As we approach the end of 2015, our thoughts naturally turn to what lies ahead in the coming year. For The New Century School, one thrilling near-future event looms very large: the opening of the TNCS middle school in fall 2016.
One of the more unfortunate American societal trends is that middle school–age kids are in a slump. Forgotten in the interstices between elementary school and high school, these kids are victims of what has been termed the “lost years.” Multiple factors contribute to this problem, but a key issue is that kids are still maturing yet are confronted with the many pressures and challenges of young adulthood. Many do not yet have the tools they need to face down these challenges and become confused and overwhelmed, which all too often leads to poor decision-making with potentially life-altering consequences, such as teen pregnancy or drug abuse. Another unfortunate consequence is that kids show less interest in learning, with correspondingly lower academic performance.
The good news is, these problems are preventable, and TNCS is leading the charge to revolutionize middle school education. Rather than view the middle school years as inevitably unproductive, TNCS sees them as a Window of Awakening—flipping the entrenched notion that kids at this age are a lost cause on its head. Middle school becomes an opportunity, not a wasteland. A juncture, not a dead zone.
So how will TNCS make middle school a positive experience for students? Of course, the scholastic piece will maintain continuity with TNCS’s core identity as a progressive, inquiry-based learning institution that emphasizes global citizenship and community spirit. TNCS administration is in talks with a middle school curriculum expert to ensure that the curriculum will be rigorous and engaging, meets or exceeds state standards, and is relevant and therefore meaningful for students ages 10–14 years. Mixed-age classrooms, individualized instruction, and language acquisition will remain vital components in effecting this specialized middle school curriculum.
The real difference will be in embracing the oft-squandered opportunity that these years present to keep them invested in their learning. It’s an opportunity to really set them up for success in high school and beyond with the explicit practical skills they will need. These include physical and mental organizational skills (e.g., keeping track of materials; time management) and developing the habits of successful students (to study smarter, not harder). And, more than that, it’s an opportunity to guide them in their search for their identity to who they really are—to help them actualize their innate potential and goodness.

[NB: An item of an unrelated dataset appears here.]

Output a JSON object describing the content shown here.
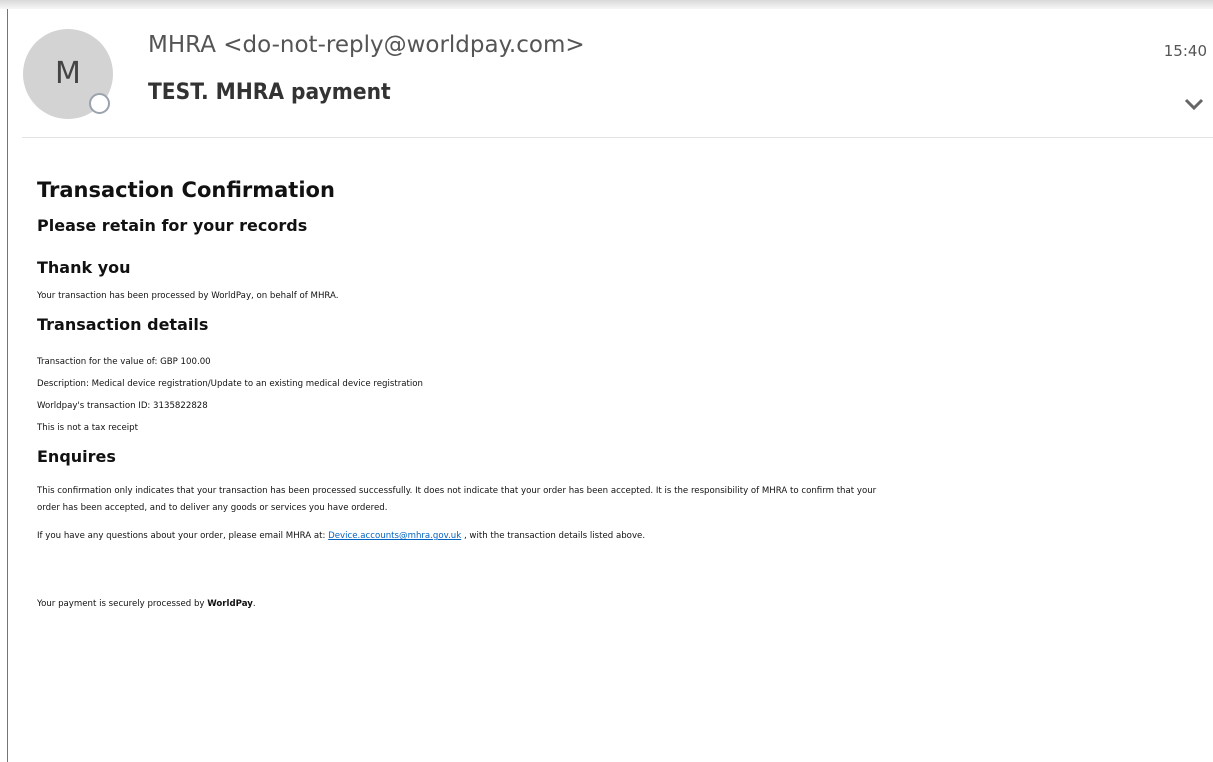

Akin to the preschool years in some ways, during the middle school years, kids need parents more, not less. Despite their kids’ outward physical growth and the biological changes that seem to propel them to adulthood, parents retain more influence over kids at this age than they might realize. Although kids test out rebellion and throw up opposition every chance they get, these might be requests for attention and help. They are navigating a huge new world, and sometimes they want their hands held along the way.
TNCS is a small, close-knit school. Many among the student body have known each other since toddlerhood. While many preteens and teens are crumbling under peer pressure, pressure to conform, and the pressure to make good choices about huge decisions with their as-yet limited knowledge and experience, TNCS middle school students will benefit from being a part of this protective community where they will be free take things at their own pace.
At the same time, an integral school value is the courage to take risks—not to be confused with condoning risky behavior. This risk-taking is about creativity. Problem-solving, conflict resolution, trying new things, innovating . . . all of these are hallmarks of happy, successful, self-possessed individuals. TNCS middle school will create frameworks for possibility, in the words of The Art of Possibility, a groundbreaking book comprising 12 practices for bringing creativity into any endeavor.
True to TNCS’s mission, fostering compassion and its logical consequence, altruism, the middle school will broaden and deepen the mentorships begun in the younger divisions such as elementary students reading to the pre-primary and primary students. Here, these mentorships might take the form of actual instruction, which will benefit both groups, the younger kids by the content of the instruction and the older kids by the act of instructing. The “Learning Pyramid” posits that we retain 90% of what we learn when we teach it to someone else. Leadership skills will be further cultivated through proposed formation of a student government.
They will reach out to the larger community as well with targeted “service learning.” In the words of the National Service Learning Clearinghouse, service learning is “a teaching and learning strategy that integrates meaningful community service with instruction and reflection to enrich the learning experience, teach civic responsibility, and strengthen communities.” The possibilities for specific programs are endless, but partnering with Habitat for Humanity is one example of ways TNCS middle school students might participate. Maryland, by the way, was the first state to require service-learning hours as a condition of graduation from high school. (Click here to read some of the many academic, personal, and social student benefits of community engagement.)
Field trips will also take on a service-oriented hue. The upper elementary students are already taking excursions with teachers Kiley Stasch and Dan McGonigal that are connected to their in-class study. By applying what they have learned to the real world, they are then invited to reflect on their experience to reinforce the link between their service and their learning. Given their status as ever-maturing young people, these trips may take them farther afield than where they have so far gone, in keeping with TNCS’s global vision.
Why a middle school? TNCS Co-Founder/Executive Director said it best: “At the end of the day, what we want for our kids is for them to be happy with who they are and what they are doing.” And that’s what TNCS middle school will be all about.
Happy Holidays, TNCS Community! See you next year!